Element data from apps and pages:
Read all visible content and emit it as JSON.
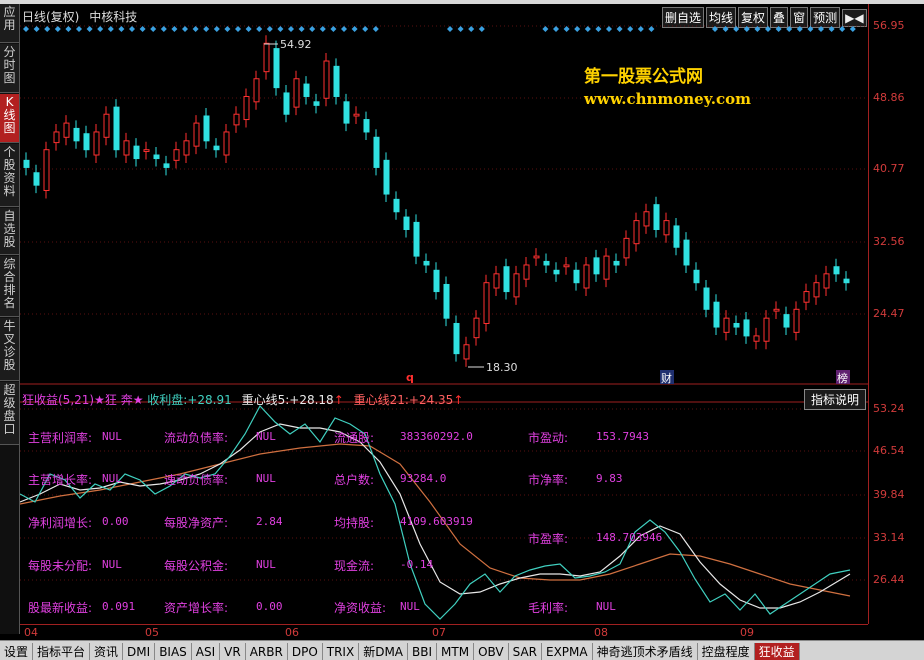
{
  "app": {
    "title_prefix": "日线(复权)",
    "stock_name": "中核科技"
  },
  "toolbar": [
    "删自选",
    "均线",
    "复权",
    "叠",
    "窗",
    "预测"
  ],
  "toolbar_arrows": "▶◀",
  "left_nav": [
    {
      "label": "应用",
      "active": false
    },
    {
      "label": "分时图",
      "active": false
    },
    {
      "label": "K线图",
      "active": true
    },
    {
      "label": "个股资料",
      "active": false
    },
    {
      "label": "自选股",
      "active": false
    },
    {
      "label": "综合排名",
      "active": false
    },
    {
      "label": "牛叉诊股",
      "active": false
    },
    {
      "label": "超级盘口",
      "active": false
    }
  ],
  "price_axis": [
    "56.95",
    "48.86",
    "40.77",
    "32.56",
    "24.47"
  ],
  "indicator_axis": [
    "53.24",
    "46.54",
    "39.84",
    "33.14",
    "26.44"
  ],
  "x_axis": [
    "04",
    "05",
    "06",
    "07",
    "08",
    "09"
  ],
  "annotations": {
    "high": "54.92",
    "low": "18.30",
    "mark_q": "q",
    "mark_cai": "财",
    "mark_bang": "榜"
  },
  "watermark": {
    "line1": "第一股票公式网",
    "line2": "www.chnmoney.com"
  },
  "indicator": {
    "name": "狂收益(5,21)",
    "star1": "★狂",
    "star2": "奔★",
    "lbl1": "收利盘:",
    "val1": "+28.91",
    "lbl2": "重心线5:",
    "val2": "+28.18",
    "lbl3": "重心线21:",
    "val3": "+24.35",
    "help": "指标说明"
  },
  "fundamentals": [
    {
      "label": "主营利润率:",
      "value": "NUL"
    },
    {
      "label": "流动负债率:",
      "value": "NUL"
    },
    {
      "label": "流通股:",
      "value": "383360292.0"
    },
    {
      "label": "市盈动:",
      "value": "153.7943"
    },
    {
      "label": "主营增长率:",
      "value": "NUL"
    },
    {
      "label": "速动负债率:",
      "value": "NUL"
    },
    {
      "label": "总户数:",
      "value": "93284.0"
    },
    {
      "label": "市净率:",
      "value": "9.83"
    },
    {
      "label": "净利润增长:",
      "value": "0.00"
    },
    {
      "label": "每股净资产:",
      "value": "2.84"
    },
    {
      "label": "均持股:",
      "value": "4109.603919"
    },
    {
      "label": "市盈率:",
      "value": "148.703946"
    },
    {
      "label": "每股未分配:",
      "value": "NUL"
    },
    {
      "label": "每股公积金:",
      "value": "NUL"
    },
    {
      "label": "现金流:",
      "value": "-0.14"
    },
    {
      "label": "股最新收益:",
      "value": "0.091"
    },
    {
      "label": "资产增长率:",
      "value": "0.00"
    },
    {
      "label": "净资收益:",
      "value": "NUL"
    },
    {
      "label": "毛利率:",
      "value": "NUL"
    }
  ],
  "bottom_tabs": [
    "设置",
    "指标平台",
    "资讯",
    "DMI",
    "BIAS",
    "ASI",
    "VR",
    "ARBR",
    "DPO",
    "TRIX",
    "新DMA",
    "BBI",
    "MTM",
    "OBV",
    "SAR",
    "EXPMA",
    "神奇逃顶术矛盾线",
    "控盘程度",
    "狂收益"
  ],
  "bottom_active": "狂收益",
  "colors": {
    "up": "#ff3030",
    "down": "#30e0e0",
    "axis": "#a02020",
    "line_white": "#e8e8e8",
    "line_cyan": "#40d0c0",
    "line_orange": "#d07040"
  }
}
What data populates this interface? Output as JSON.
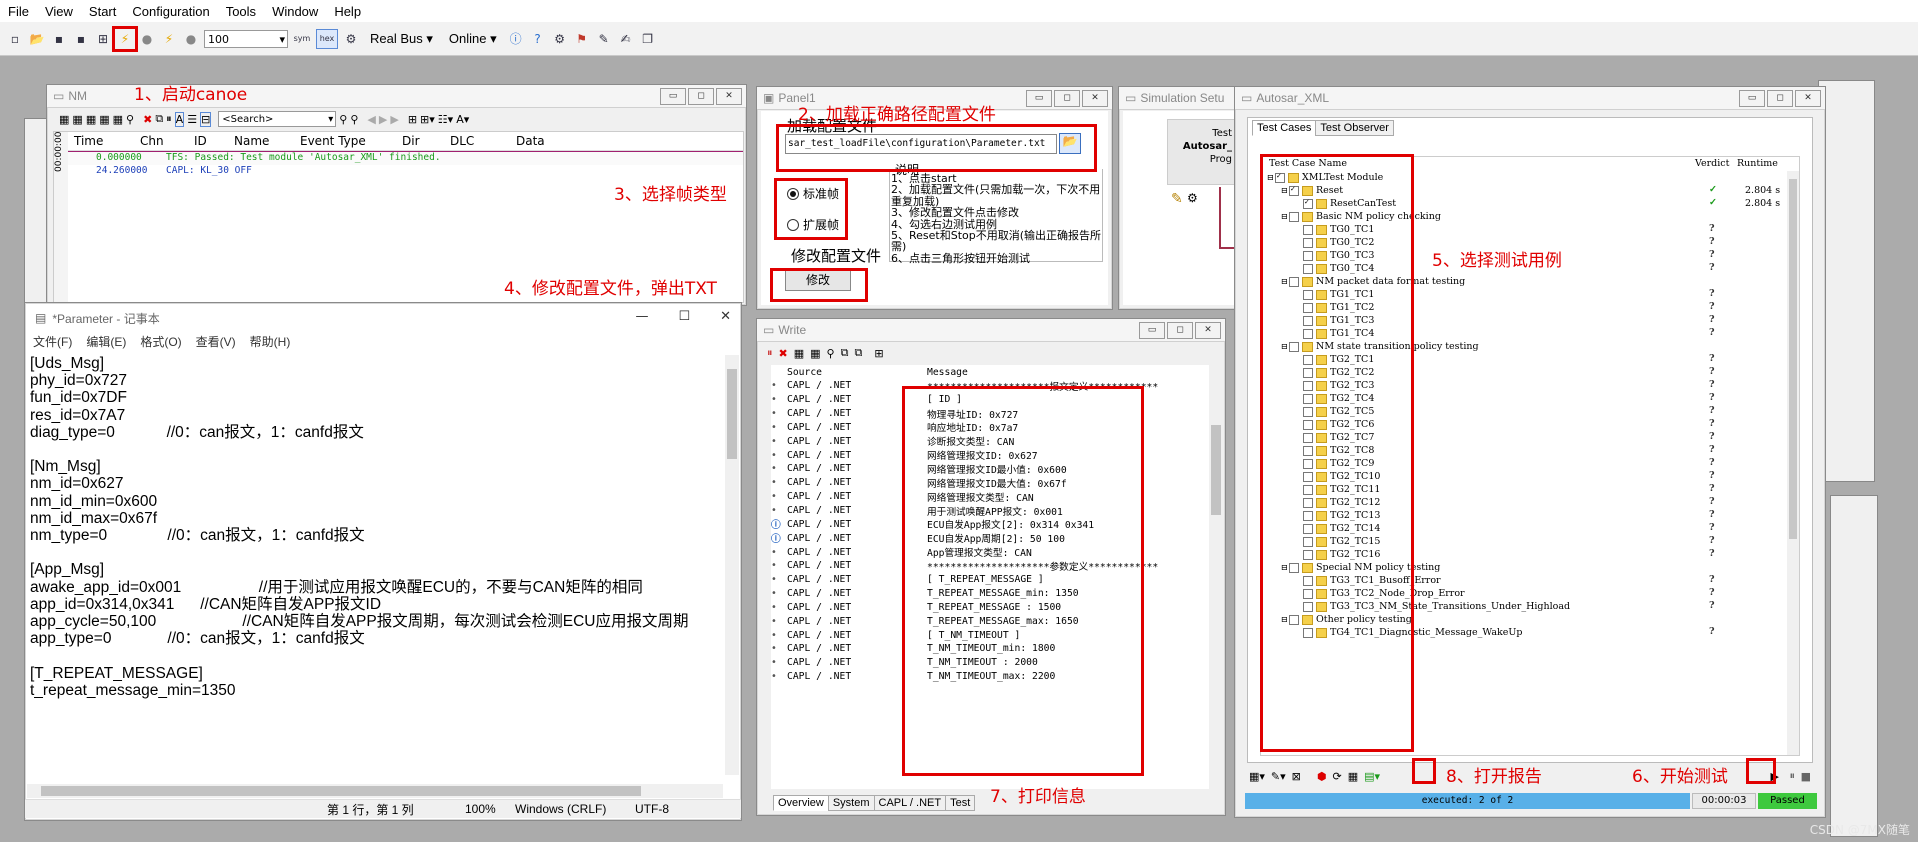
{
  "menu": [
    "File",
    "View",
    "Start",
    "Configuration",
    "Tools",
    "Window",
    "Help"
  ],
  "toolbar": {
    "zoom_value": "100",
    "bus_mode": "Real Bus",
    "online_mode": "Online",
    "sym_label": "sym",
    "hex_label": "hex"
  },
  "annotations": {
    "a1": "1、启动canoe",
    "a2": "2、加载正确路径配置文件",
    "a3": "3、选择帧类型",
    "a4": "4、修改配置文件，弹出TXT",
    "a5": "5、选择测试用例",
    "a6": "6、开始测试",
    "a7": "7、打印信息",
    "a8": "8、打开报告"
  },
  "nm_window": {
    "title": "NM",
    "search_placeholder": "<Search>",
    "columns": [
      "Time",
      "Chn",
      "ID",
      "Name",
      "Event Type",
      "Dir",
      "DLC",
      "Data"
    ],
    "side_label": "00:00:00",
    "rows": [
      {
        "time": "0.000000",
        "text": "TFS: Passed: Test module 'Autosar_XML' finished.",
        "color": "#1a9a1a"
      },
      {
        "time": "24.260000",
        "text": "CAPL: KL_30 OFF",
        "color": "#1c3fb8"
      }
    ]
  },
  "panel1": {
    "title": "Panel1",
    "load_label": "加载配置文件",
    "path_value": "sar_test_loadFile\\configuration\\Parameter.txt",
    "radio_std": "标准帧",
    "radio_ext": "扩展帧",
    "modify_label": "修改配置文件",
    "modify_button": "修改",
    "notes_title": "说明",
    "notes": "1、点击start\n2、加载配置文件(只需加载一次，下次不用重复加载)\n3、修改配置文件点击修改\n4、勾选右边测试用例\n5、Reset和Stop不用取消(输出正确报告所需)\n6、点击三角形按钮开始测试"
  },
  "sim_window": {
    "title": "Simulation Setu",
    "node_test": "Test",
    "node_name": "Autosar_",
    "node_prog": "Prog"
  },
  "notepad": {
    "title": "*Parameter - 记事本",
    "menu": [
      "文件(F)",
      "编辑(E)",
      "格式(O)",
      "查看(V)",
      "帮助(H)"
    ],
    "content": "[Uds_Msg]\nphy_id=0x727\nfun_id=0x7DF\nres_id=0x7A7\ndiag_type=0            //0：can报文，1：canfd报文\n\n[Nm_Msg]\nnm_id=0x627\nnm_id_min=0x600\nnm_id_max=0x67f\nnm_type=0              //0：can报文，1：canfd报文\n\n[App_Msg]\nawake_app_id=0x001                  //用于测试应用报文唤醒ECU的，不要与CAN矩阵的相同\napp_id=0x314,0x341      //CAN矩阵自发APP报文ID\napp_cycle=50,100                    //CAN矩阵自发APP报文周期，每次测试会检测ECU应用报文周期\napp_type=0             //0：can报文，1：canfd报文\n\n[T_REPEAT_MESSAGE]\nt_repeat_message_min=1350",
    "status_pos": "第 1 行，第 1 列",
    "status_zoom": "100%",
    "status_eol": "Windows (CRLF)",
    "status_enc": "UTF-8"
  },
  "write_window": {
    "title": "Write",
    "col_source": "Source",
    "col_message": "Message",
    "rows": [
      {
        "src": "CAPL / .NET",
        "msg": "*********************报文定义************",
        "info": false
      },
      {
        "src": "CAPL / .NET",
        "msg": "[ ID ]",
        "info": false
      },
      {
        "src": "CAPL / .NET",
        "msg": "物理寻址ID: 0x727",
        "info": false
      },
      {
        "src": "CAPL / .NET",
        "msg": "响应地址ID: 0x7a7",
        "info": false
      },
      {
        "src": "CAPL / .NET",
        "msg": "诊断报文类型: CAN",
        "info": false
      },
      {
        "src": "CAPL / .NET",
        "msg": "网络管理报文ID: 0x627",
        "info": false
      },
      {
        "src": "CAPL / .NET",
        "msg": "网络管理报文ID最小值: 0x600",
        "info": false
      },
      {
        "src": "CAPL / .NET",
        "msg": "网络管理报文ID最大值: 0x67f",
        "info": false
      },
      {
        "src": "CAPL / .NET",
        "msg": "网络管理报文类型: CAN",
        "info": false
      },
      {
        "src": "CAPL / .NET",
        "msg": "用于测试唤醒APP报文: 0x001",
        "info": false
      },
      {
        "src": "CAPL / .NET",
        "msg": "ECU自发App报文[2]: 0x314 0x341",
        "info": true
      },
      {
        "src": "CAPL / .NET",
        "msg": "ECU自发App周期[2]:    50    100",
        "info": true
      },
      {
        "src": "CAPL / .NET",
        "msg": "App管理报文类型: CAN",
        "info": false
      },
      {
        "src": "CAPL / .NET",
        "msg": "*********************参数定义************",
        "info": false
      },
      {
        "src": "CAPL / .NET",
        "msg": "[ T_REPEAT_MESSAGE ]",
        "info": false
      },
      {
        "src": "CAPL / .NET",
        "msg": "T_REPEAT_MESSAGE_min: 1350",
        "info": false
      },
      {
        "src": "CAPL / .NET",
        "msg": "T_REPEAT_MESSAGE    : 1500",
        "info": false
      },
      {
        "src": "CAPL / .NET",
        "msg": "T_REPEAT_MESSAGE_max: 1650",
        "info": false
      },
      {
        "src": "CAPL / .NET",
        "msg": "[ T_NM_TIMEOUT ]",
        "info": false
      },
      {
        "src": "CAPL / .NET",
        "msg": "T_NM_TIMEOUT_min: 1800",
        "info": false
      },
      {
        "src": "CAPL / .NET",
        "msg": "T_NM_TIMEOUT    : 2000",
        "info": false
      },
      {
        "src": "CAPL / .NET",
        "msg": "T_NM_TIMEOUT_max: 2200",
        "info": false
      }
    ],
    "tabs": [
      "Overview",
      "System",
      "CAPL / .NET",
      "Test"
    ]
  },
  "xml_window": {
    "title": "Autosar_XML",
    "tabs": [
      "Test Cases",
      "Test Observer"
    ],
    "col_name": "Test Case Name",
    "col_verdict": "Verdict",
    "col_runtime": "Runtime",
    "status_text": "executed: 2 of 2",
    "elapsed": "00:00:03",
    "result": "Passed",
    "items": [
      {
        "level": 0,
        "name": "XMLTest Module",
        "kind": "module",
        "verdict": "",
        "runtime": ""
      },
      {
        "level": 1,
        "name": "Reset",
        "kind": "group",
        "verdict": "pass",
        "runtime": "2.804 s"
      },
      {
        "level": 2,
        "name": "ResetCanTest",
        "kind": "case",
        "verdict": "pass",
        "runtime": "2.804 s"
      },
      {
        "level": 1,
        "name": "Basic NM policy checking",
        "kind": "group",
        "verdict": "",
        "runtime": ""
      },
      {
        "level": 2,
        "name": "TG0_TC1",
        "kind": "case",
        "verdict": "?",
        "runtime": ""
      },
      {
        "level": 2,
        "name": "TG0_TC2",
        "kind": "case",
        "verdict": "?",
        "runtime": ""
      },
      {
        "level": 2,
        "name": "TG0_TC3",
        "kind": "case",
        "verdict": "?",
        "runtime": ""
      },
      {
        "level": 2,
        "name": "TG0_TC4",
        "kind": "case",
        "verdict": "?",
        "runtime": ""
      },
      {
        "level": 1,
        "name": "NM packet data format testing",
        "kind": "group",
        "verdict": "",
        "runtime": ""
      },
      {
        "level": 2,
        "name": "TG1_TC1",
        "kind": "case",
        "verdict": "?",
        "runtime": ""
      },
      {
        "level": 2,
        "name": "TG1_TC2",
        "kind": "case",
        "verdict": "?",
        "runtime": ""
      },
      {
        "level": 2,
        "name": "TG1_TC3",
        "kind": "case",
        "verdict": "?",
        "runtime": ""
      },
      {
        "level": 2,
        "name": "TG1_TC4",
        "kind": "case",
        "verdict": "?",
        "runtime": ""
      },
      {
        "level": 1,
        "name": "NM state transition policy testing",
        "kind": "group",
        "verdict": "",
        "runtime": ""
      },
      {
        "level": 2,
        "name": "TG2_TC1",
        "kind": "case",
        "verdict": "?",
        "runtime": ""
      },
      {
        "level": 2,
        "name": "TG2_TC2",
        "kind": "case",
        "verdict": "?",
        "runtime": ""
      },
      {
        "level": 2,
        "name": "TG2_TC3",
        "kind": "case",
        "verdict": "?",
        "runtime": ""
      },
      {
        "level": 2,
        "name": "TG2_TC4",
        "kind": "case",
        "verdict": "?",
        "runtime": ""
      },
      {
        "level": 2,
        "name": "TG2_TC5",
        "kind": "case",
        "verdict": "?",
        "runtime": ""
      },
      {
        "level": 2,
        "name": "TG2_TC6",
        "kind": "case",
        "verdict": "?",
        "runtime": ""
      },
      {
        "level": 2,
        "name": "TG2_TC7",
        "kind": "case",
        "verdict": "?",
        "runtime": ""
      },
      {
        "level": 2,
        "name": "TG2_TC8",
        "kind": "case",
        "verdict": "?",
        "runtime": ""
      },
      {
        "level": 2,
        "name": "TG2_TC9",
        "kind": "case",
        "verdict": "?",
        "runtime": ""
      },
      {
        "level": 2,
        "name": "TG2_TC10",
        "kind": "case",
        "verdict": "?",
        "runtime": ""
      },
      {
        "level": 2,
        "name": "TG2_TC11",
        "kind": "case",
        "verdict": "?",
        "runtime": ""
      },
      {
        "level": 2,
        "name": "TG2_TC12",
        "kind": "case",
        "verdict": "?",
        "runtime": ""
      },
      {
        "level": 2,
        "name": "TG2_TC13",
        "kind": "case",
        "verdict": "?",
        "runtime": ""
      },
      {
        "level": 2,
        "name": "TG2_TC14",
        "kind": "case",
        "verdict": "?",
        "runtime": ""
      },
      {
        "level": 2,
        "name": "TG2_TC15",
        "kind": "case",
        "verdict": "?",
        "runtime": ""
      },
      {
        "level": 2,
        "name": "TG2_TC16",
        "kind": "case",
        "verdict": "?",
        "runtime": ""
      },
      {
        "level": 1,
        "name": "Special NM policy testing",
        "kind": "group",
        "verdict": "",
        "runtime": ""
      },
      {
        "level": 2,
        "name": "TG3_TC1_Busoff_Error",
        "kind": "case",
        "verdict": "?",
        "runtime": ""
      },
      {
        "level": 2,
        "name": "TG3_TC2_Node_Drop_Error",
        "kind": "case",
        "verdict": "?",
        "runtime": ""
      },
      {
        "level": 2,
        "name": "TG3_TC3_NM_State_Transitions_Under_Highload",
        "kind": "case",
        "verdict": "?",
        "runtime": ""
      },
      {
        "level": 1,
        "name": "Other policy testing",
        "kind": "group",
        "verdict": "",
        "runtime": ""
      },
      {
        "level": 2,
        "name": "TG4_TC1_Diagnostic_Message_WakeUp",
        "kind": "case",
        "verdict": "?",
        "runtime": ""
      }
    ]
  },
  "watermark": "CSDN @7MX随笔"
}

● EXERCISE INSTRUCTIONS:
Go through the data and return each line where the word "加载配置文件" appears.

● EXERCISE RESULT:
    "load_label": "加载配置文件",
    "notes": "1、点击start\n2、加载配置文件(只需加载一次，下次不用重复加载)\n3、修改配置文件点击修改\n4、勾选右边测试用例\n5、Reset和Stop不用取消(输出正确报告所需)\n6、点击三角形按钮开始测试"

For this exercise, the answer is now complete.